Two earthquake-damaged heritage buildings in central Christchurch are likely to be demolished, having been deemed unsafe and beyond repair.
One is Manchester Courts, a seven-storey office building with a category 1 heritage listing. That means it has "special or outstanding historical or cultural heritage significance or value".
Manchester Courts was the tallest commercial building in Christchurch at the time of its construction in 1906 and it has been a significant feature of the Christchurch skyline ever since.
Its historical significance lies in its architectural style: it was one of the earliest New Zealand attempts at the Chicago skyscraper style.
The other building candidate for demolition is two-storey Cecil House on the corner of St Asaph St and Manchester St. It was built in 1877.

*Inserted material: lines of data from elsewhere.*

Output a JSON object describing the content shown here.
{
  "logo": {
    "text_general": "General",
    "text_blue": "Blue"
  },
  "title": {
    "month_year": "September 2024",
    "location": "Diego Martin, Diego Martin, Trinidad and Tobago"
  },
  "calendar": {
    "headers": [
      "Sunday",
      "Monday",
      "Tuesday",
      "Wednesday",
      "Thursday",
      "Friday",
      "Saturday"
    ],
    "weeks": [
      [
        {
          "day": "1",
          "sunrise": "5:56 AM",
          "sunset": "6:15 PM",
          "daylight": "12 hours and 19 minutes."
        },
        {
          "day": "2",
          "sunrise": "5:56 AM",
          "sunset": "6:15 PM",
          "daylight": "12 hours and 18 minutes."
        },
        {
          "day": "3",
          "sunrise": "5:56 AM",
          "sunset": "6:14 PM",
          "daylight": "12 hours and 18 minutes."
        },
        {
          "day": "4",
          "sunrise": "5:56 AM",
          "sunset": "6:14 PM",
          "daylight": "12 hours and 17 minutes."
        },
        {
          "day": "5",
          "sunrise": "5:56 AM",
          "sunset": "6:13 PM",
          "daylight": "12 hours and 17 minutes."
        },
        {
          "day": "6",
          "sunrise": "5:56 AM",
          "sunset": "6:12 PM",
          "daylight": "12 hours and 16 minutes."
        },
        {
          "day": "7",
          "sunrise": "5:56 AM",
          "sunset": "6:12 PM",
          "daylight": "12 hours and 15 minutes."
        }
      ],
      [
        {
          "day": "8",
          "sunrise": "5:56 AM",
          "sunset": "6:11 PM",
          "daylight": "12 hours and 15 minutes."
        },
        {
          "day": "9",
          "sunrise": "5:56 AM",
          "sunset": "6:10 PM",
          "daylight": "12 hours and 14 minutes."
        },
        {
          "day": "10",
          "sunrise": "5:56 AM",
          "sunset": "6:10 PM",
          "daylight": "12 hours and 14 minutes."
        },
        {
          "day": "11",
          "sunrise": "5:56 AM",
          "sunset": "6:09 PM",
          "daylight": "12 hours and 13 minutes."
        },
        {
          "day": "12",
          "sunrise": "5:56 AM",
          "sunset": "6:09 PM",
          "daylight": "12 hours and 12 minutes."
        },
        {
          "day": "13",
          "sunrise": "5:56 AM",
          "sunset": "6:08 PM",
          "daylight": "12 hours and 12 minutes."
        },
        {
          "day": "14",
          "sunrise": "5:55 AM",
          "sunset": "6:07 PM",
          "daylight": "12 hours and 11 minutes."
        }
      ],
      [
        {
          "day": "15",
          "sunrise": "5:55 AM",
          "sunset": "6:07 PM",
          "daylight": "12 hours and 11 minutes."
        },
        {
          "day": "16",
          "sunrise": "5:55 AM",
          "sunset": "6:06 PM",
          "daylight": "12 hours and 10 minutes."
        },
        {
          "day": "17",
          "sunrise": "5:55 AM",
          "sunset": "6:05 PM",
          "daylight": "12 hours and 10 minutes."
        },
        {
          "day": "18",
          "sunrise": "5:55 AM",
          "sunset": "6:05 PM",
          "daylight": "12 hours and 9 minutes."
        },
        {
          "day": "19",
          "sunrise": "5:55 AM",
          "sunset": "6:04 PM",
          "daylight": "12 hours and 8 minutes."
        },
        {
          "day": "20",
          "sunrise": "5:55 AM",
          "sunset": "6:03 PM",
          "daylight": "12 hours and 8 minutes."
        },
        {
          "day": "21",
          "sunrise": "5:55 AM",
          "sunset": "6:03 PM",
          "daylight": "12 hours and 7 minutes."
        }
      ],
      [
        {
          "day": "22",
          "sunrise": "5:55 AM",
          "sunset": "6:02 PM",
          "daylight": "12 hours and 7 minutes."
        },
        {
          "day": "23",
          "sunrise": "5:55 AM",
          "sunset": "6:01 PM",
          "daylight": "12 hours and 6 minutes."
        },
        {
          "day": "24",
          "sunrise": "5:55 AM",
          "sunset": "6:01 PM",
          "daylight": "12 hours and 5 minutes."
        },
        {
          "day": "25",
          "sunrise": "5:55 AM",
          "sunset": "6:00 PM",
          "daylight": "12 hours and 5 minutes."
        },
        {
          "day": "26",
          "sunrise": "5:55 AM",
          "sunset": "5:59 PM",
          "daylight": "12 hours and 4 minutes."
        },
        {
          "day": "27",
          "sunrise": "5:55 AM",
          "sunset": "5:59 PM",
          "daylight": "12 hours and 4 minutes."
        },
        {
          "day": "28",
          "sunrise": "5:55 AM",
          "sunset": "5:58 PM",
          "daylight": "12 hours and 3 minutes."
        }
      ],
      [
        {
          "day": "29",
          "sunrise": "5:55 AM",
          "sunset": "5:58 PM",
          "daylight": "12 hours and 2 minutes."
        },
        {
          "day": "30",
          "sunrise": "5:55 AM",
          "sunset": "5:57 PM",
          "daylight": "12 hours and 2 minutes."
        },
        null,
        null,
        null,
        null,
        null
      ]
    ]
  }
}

A decision on whether or not to demolish will be made on Wednesday.
Cathedral cracks being checked
Meanwhile, cracks in Christchurch Cathedral are being investigated.
Cordons have been set up around the cathedral and an inspection is under way to determine how serious the damage is.
The cracks may not necessarily be related to Saturday's 7.1 quake and the many aftershocks.
The cathedral earlier received an all-clear from engineers, but Dean Peter Beck asked them to return to check the cracks.
Dean Beck says there is no need for alarm: the check is simply a precautionary measure.
Hair salon to be demolished
Small businesses are still assessing the physical and financial damage.
Tracy Geerin says her hair salon on the corner of Barbadoes St and Edgeware Rd in St Albans was badly damaged in the quake.
Ms Geerin says the shop, which has also been struck by looters, will have to be demolished.
She says, however, that she is incredibly lucky because she owns the shop and will be able to rebuild it on the site.